 TVNZ urged members of the Authority to view the programme in its entirety "so that the programme type can be assessed". It also commented:
The series (which screens each Wednesday night on TV2) has been described as a male Sex in the City which takes a "funny, insightful look at the challenges of modern-day marriage".
The sequence Ms Carter described was not presented in a titillating fashion – but as a representation of tension within the married couple’s life.
 Ms Carter did not accept that the language was acceptable if used in a sarcastic manner, and she did not consider the programme "funny or insightful". She "fervently" maintained her complaint.
 When it determines a complaint that a broadcast contravenes Standard 1 of the Television Code, the Authority is required to determine whether the material complained about breached currently accepted standards of good taste and decency, taking into account the context of the broadcast. The context is relevant, but not determinative of whether the programme breached the standard. Accordingly, the Authority has considered the context of the comments complained about.
 The contextual matters relevant to this complaint include the time of screening (in a programme which began nearly an hour and a half after the AO watershed) and the warning (both verbal and visual) before the programme which gave notice of the offensive language. Another significant contextual factor is the utterly humdrum domestic setting in which the offending dialogue takes place. The husband and wife are sitting at a table eating their evening meal. A maid or home help hovers in the background. The wife asks the husband if he has thought anything more about them having another baby. The husband’s ambivalent response leads the wife to observe testily: "I’ve done everything you want to spice up our sex". It is against that background that the heated exchange about sex occurred. The sarcasm of the repartee was palpable. Obviously, the programme was aimed at an adult audience.
 Ms Carter maintained that the language was unacceptable in any context. She considered the language was only fit for a "porn-video".
 The Authority appreciates Ms Carter’s concerns. However, it considers that the episode was in fact a parody of the language used in a "porn-video". Moreover, in view of the sarcastic manner in which the language was used, the Authority accepts that, given these contextual matters, the broadcast did not contravene Standard 1. Nevertheless, the Authority also records it considers that the language is at the very limit of what is acceptable on free-to-air television, even at such a late hour. Further, the Authority notes that The Mind of the Married Man is screened on HBO in the United States, rather than free-to-air television.
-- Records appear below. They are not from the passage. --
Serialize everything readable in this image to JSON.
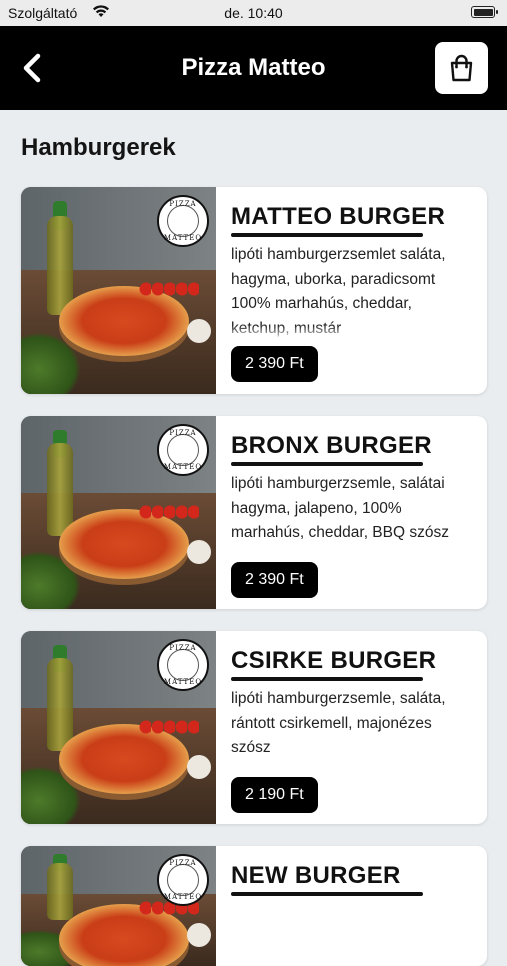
{
  "status_bar": {
    "carrier": "Szolgáltató",
    "time": "de. 10:40"
  },
  "nav": {
    "title": "Pizza Matteo"
  },
  "section": {
    "title": "Hamburgerek"
  },
  "logo_text": {
    "top": "PIZZA",
    "bottom": "MATTEO"
  },
  "products": [
    {
      "name": "MATTEO BURGER",
      "description": "lipóti hamburgerzsemlet saláta, hagyma, uborka, paradicsomt 100% marhahús, cheddar, ketchup, mustár",
      "price": "2 390 Ft"
    },
    {
      "name": "BRONX BURGER",
      "description": "lipóti hamburgerzsemle, salátai hagyma, jalapeno, 100% marhahús, cheddar, BBQ szósz",
      "price": "2 390 Ft"
    },
    {
      "name": "CSIRKE BURGER",
      "description": "lipóti hamburgerzsemle, saláta, rántott csirkemell, majonézes szósz",
      "price": "2 190 Ft"
    },
    {
      "name": "NEW BURGER",
      "description": "",
      "price": ""
    }
  ]
}
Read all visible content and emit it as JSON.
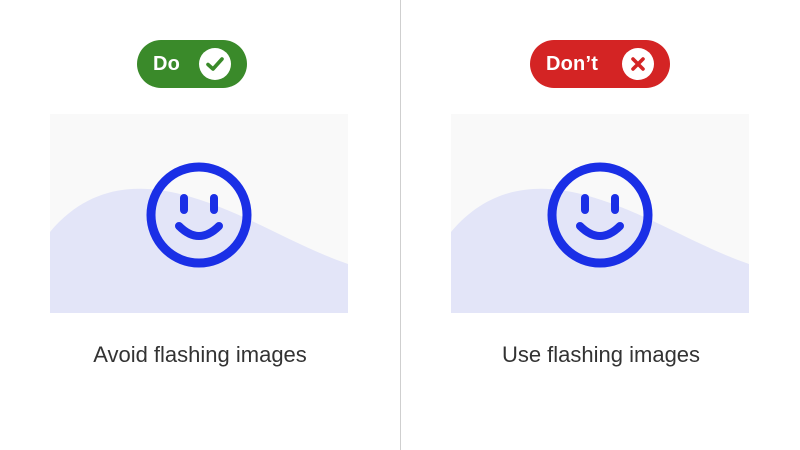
{
  "do": {
    "badge_label": "Do",
    "badge_color": "#3a8a2a",
    "badge_icon": "checkmark-icon",
    "caption": "Avoid flashing images",
    "illustration_icon": "smiley-face-icon"
  },
  "dont": {
    "badge_label": "Don’t",
    "badge_color": "#d42424",
    "badge_icon": "close-x-icon",
    "caption": "Use flashing images",
    "illustration_icon": "smiley-face-icon"
  },
  "colors": {
    "smiley": "#1a2fe6",
    "hill": "#e3e5f8",
    "illustration_background": "#f9f9f9",
    "divider": "#cfcfcf",
    "caption_text": "#333333"
  }
}
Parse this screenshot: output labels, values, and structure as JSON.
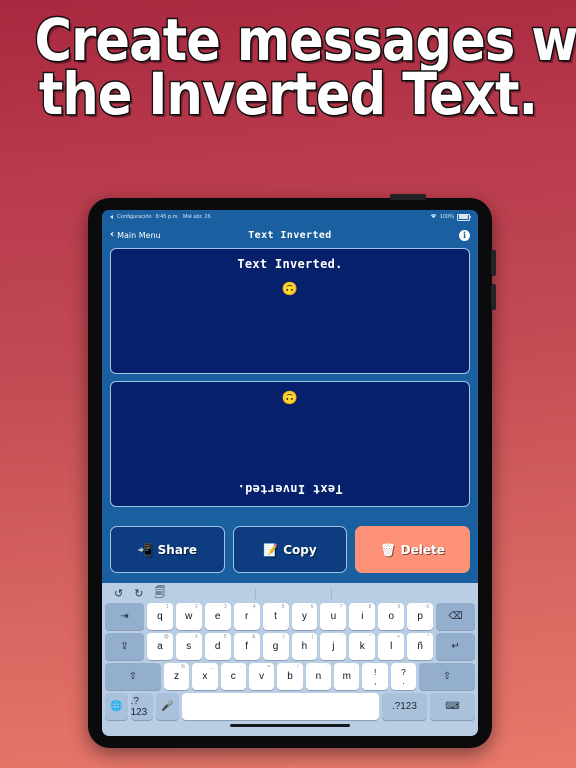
{
  "promo": {
    "line1": "Create messages with",
    "line2": "the Inverted Text.",
    "bg_top_color": "#a8283f",
    "bg_bottom_color": "#e8796b"
  },
  "device": {
    "type": "tablet",
    "frame_color": "#0b0b0d"
  },
  "statusbar": {
    "back_app": "Configuración",
    "time": "8:45 p.m.",
    "date": "Mié abr. 26",
    "wifi_icon": "wifi-icon",
    "battery_percent": "100%",
    "battery_icon": "battery-full-icon"
  },
  "navbar": {
    "back_icon": "chevron-left-icon",
    "back_label": "Main Menu",
    "title": "Text Inverted",
    "info_icon": "info-icon",
    "info_label": "i"
  },
  "app": {
    "accent_color": "#1a5fa0",
    "textbox_color": "#06206b",
    "input_box": {
      "text": "Text  Inverted.",
      "emoji": "🙃"
    },
    "output_box": {
      "text": "Text  Inverted.",
      "emoji": "🙃",
      "rotated": "180deg"
    },
    "buttons": [
      {
        "label": "Share",
        "icon": "share-icon",
        "glyph": "📲",
        "style": "primary"
      },
      {
        "label": "Copy",
        "icon": "copy-icon",
        "glyph": "📝",
        "style": "primary"
      },
      {
        "label": "Delete",
        "icon": "trash-icon",
        "glyph": "🗑",
        "style": "danger",
        "color": "#fd9278"
      }
    ]
  },
  "keyboard": {
    "layout": "Spanish",
    "toolbar": [
      {
        "name": "undo-icon",
        "glyph": "↺"
      },
      {
        "name": "redo-icon",
        "glyph": "↻"
      },
      {
        "name": "paste-icon",
        "glyph": "🗐"
      }
    ],
    "row1": {
      "tab": "⇥",
      "keys": [
        {
          "key": "q",
          "alt": "1"
        },
        {
          "key": "w",
          "alt": "2"
        },
        {
          "key": "e",
          "alt": "3"
        },
        {
          "key": "r",
          "alt": "4"
        },
        {
          "key": "t",
          "alt": "5"
        },
        {
          "key": "y",
          "alt": "6"
        },
        {
          "key": "u",
          "alt": "7"
        },
        {
          "key": "i",
          "alt": "8"
        },
        {
          "key": "o",
          "alt": "9"
        },
        {
          "key": "p",
          "alt": "0"
        }
      ],
      "backspace": "⌫"
    },
    "row2": {
      "caps": "⇪",
      "keys": [
        {
          "key": "a",
          "alt": "@"
        },
        {
          "key": "s",
          "alt": "#"
        },
        {
          "key": "d",
          "alt": "€"
        },
        {
          "key": "f",
          "alt": "&"
        },
        {
          "key": "g",
          "alt": "("
        },
        {
          "key": "h",
          "alt": ")"
        },
        {
          "key": "j",
          "alt": "'"
        },
        {
          "key": "k",
          "alt": "\""
        },
        {
          "key": "l",
          "alt": "+"
        },
        {
          "key": "ñ",
          "alt": "*"
        }
      ],
      "return": "↵"
    },
    "row3": {
      "shift_left": "⇧",
      "keys": [
        {
          "key": "z",
          "alt": "%"
        },
        {
          "key": "x",
          "alt": "_"
        },
        {
          "key": "c",
          "alt": "-"
        },
        {
          "key": "v",
          "alt": "="
        },
        {
          "key": "b",
          "alt": "/"
        },
        {
          "key": "n",
          "alt": ":"
        },
        {
          "key": "m",
          "alt": ";"
        }
      ],
      "punc": [
        {
          "up": "!",
          "dn": ","
        },
        {
          "up": "?",
          "dn": "."
        }
      ],
      "shift_right": "⇧"
    },
    "row4": {
      "globe": "🌐",
      "numeric_left": ".?123",
      "mic": "🎤",
      "space": "",
      "numeric_right": ".?123",
      "dismiss": "⌨"
    }
  }
}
 Finally, the Authority observes that to find a breach of broadcasting standards on this occasion would be to interpret the Broadcasting Act 1989 in such a way as to limit freedom of expression in a manner which is not reasonable or demonstrably justifiable in a free and democratic society (s.5 of the New Zealand Bill of Rights Act 1990). As required by s.6 of the New Zealand Bill of Rights Act, the Authority adopts an interpretation of the relevant standards which it considers is consistent with and gives full weight to the provisions of the New Zealand Bill of Rights Act.
For the above reasons, the Authority declines to uphold the complaint.
Signed for and on behalf of the Authority
20 June 2002
The following correspondence was received and considered by the Authority when it determined this complaint: